2013.  Soon to be 2014.  You still have the muscle memory for climbing cages and hanging upside down but your post-op knee and the Rollerblade stretched ligaments in your hips might not hold you in all those wonderful ways you contorted yourself.  This picture captures the last days of a club dancer who by cosmic intervention becomes a poet.  That is really weird to write.  What does that mean to be a poet? 20 years of scribbling and still scribbling.  20 years of reading.  20 years of being a hobby, a semi-profession, a part-time profession, a full-time creative activity.  You do not find yourself a gifted writer or innately sharp with words.  Training the writing muscle is hard for you.  You’re supposed to articulate effectively your process in words?  Trippy. You have required a prescription for stronger reading glasses every two years since entering a GED program to later enter a community college.  You’ve become more sensitive than you were in a cage.  You’re not as flexible as you use to be.  What do you wear now?

You Rollerblade to work dodging killer yellow taxis, sanitation and food delivery trucks 5 in the morning.  At around 6, you brew gallons of coffee.  With your Haitian co-workers, you serve espresso drinks by 7 to stockbrokers and exporters entering World Trade Center from the Path, Long Island Railroad, the MTA 1.  They give really good tips.  You actually get Christmas bonuses from them for the extra shots you’ve addicted them to throughout the year.  Your least favorite customers you will call them “rude monkeys” in Creole. You wear khakis pants, a blue shirt and an apron.

For the club kid, being photographed by Ellen von Unwerth was the shiznot.  To the young poet/rapper who just happened to drag you along with her to this shoot, it might not have mattered much who Ellen was nor her pal, the fashion stylist Lysa Cooper who first hired you to dance at one of her parties in the late 80s at Club MK.  Most spoken word heads then and poets now (the ones you're happy to call running mates) do not appear to concern themselves with the fashion industry and NYC club celebrity (at least publicly or to you directly). Poets are concerned with far more intellectual, linguistic, pedagogical and political discourses right?

That day and this photo were indeed the crossroads.

1994.  You were fired from your weekly gig two weeks before Christmas because of some extra pounds and the personal decision to cut off your locks.  You were writing more and moving less.  One of the heirs to Benihana (rumor) and her hubby told the dance captain to relieve you of your duties. You get the club manager to convince them to keep you on for the holidays. It was after all, one of the few ways you made a living. You had two remaining gigs in the Bronx and Queens. In Queens, an off-duty cop moonlighting as a bouncer will sell you and the other girls—for 35 bucks—stunguns confiscated by the local authorities. Club life in New York was steadily going techno anyway.  You hate techno.  Your last cage dance goes down the day after Christmas.

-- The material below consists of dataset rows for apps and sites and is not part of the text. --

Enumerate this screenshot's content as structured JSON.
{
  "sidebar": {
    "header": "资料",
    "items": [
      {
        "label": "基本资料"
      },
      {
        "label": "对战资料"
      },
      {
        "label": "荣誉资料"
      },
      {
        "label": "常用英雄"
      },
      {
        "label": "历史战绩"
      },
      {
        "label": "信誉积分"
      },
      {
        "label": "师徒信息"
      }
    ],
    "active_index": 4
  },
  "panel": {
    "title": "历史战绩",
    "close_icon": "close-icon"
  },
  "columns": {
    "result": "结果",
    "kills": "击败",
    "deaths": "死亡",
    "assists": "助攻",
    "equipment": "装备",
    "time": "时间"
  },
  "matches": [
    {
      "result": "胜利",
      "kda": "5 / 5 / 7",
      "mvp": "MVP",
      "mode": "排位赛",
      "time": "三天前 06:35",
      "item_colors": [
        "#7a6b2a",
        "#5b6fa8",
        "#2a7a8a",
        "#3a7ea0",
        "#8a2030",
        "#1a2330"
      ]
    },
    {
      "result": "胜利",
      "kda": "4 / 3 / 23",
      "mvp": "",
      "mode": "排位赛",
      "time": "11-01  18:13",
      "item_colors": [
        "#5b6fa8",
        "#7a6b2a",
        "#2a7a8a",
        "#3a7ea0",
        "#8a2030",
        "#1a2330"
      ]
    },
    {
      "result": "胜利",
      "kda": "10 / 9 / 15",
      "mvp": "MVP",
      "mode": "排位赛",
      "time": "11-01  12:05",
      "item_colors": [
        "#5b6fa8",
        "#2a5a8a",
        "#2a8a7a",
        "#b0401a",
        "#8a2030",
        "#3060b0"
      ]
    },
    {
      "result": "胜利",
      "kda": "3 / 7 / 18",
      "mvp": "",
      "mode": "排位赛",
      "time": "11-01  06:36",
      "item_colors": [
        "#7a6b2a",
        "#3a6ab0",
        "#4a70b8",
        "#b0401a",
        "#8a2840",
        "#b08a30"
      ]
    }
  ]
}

Cage Dancin' at Palladium

There was always something wonderful about that cage gyrating and swaying thirty feet above a dance floor. There were nights you would hang upside down for your entire set concerned with little less than your knees and thighs locked firmly to the top bars of the cage.  The long haired tech guys would stare across and grin. The bartenders and cute busboys would look above them and see you smiling.  You felt safer there than most places.  You never wrote a poem about it.




Tarot for the Day: The Hierophant, The Devil (reversed), The Wheel of Fortune

Song of the Day: M.I.A. "Bad Girls"

Originally Published: December 3rd, 2013

Interdisciplinary poet and sound artist LaTasha N. Nevada Diggs was born and raised in Harlem. She studied at the Borough of Manhattan Community College and earned an MA at New York University and an MFA at California College of the Arts.   Diggs’s work is truly hybrid: languages and modes are grafted...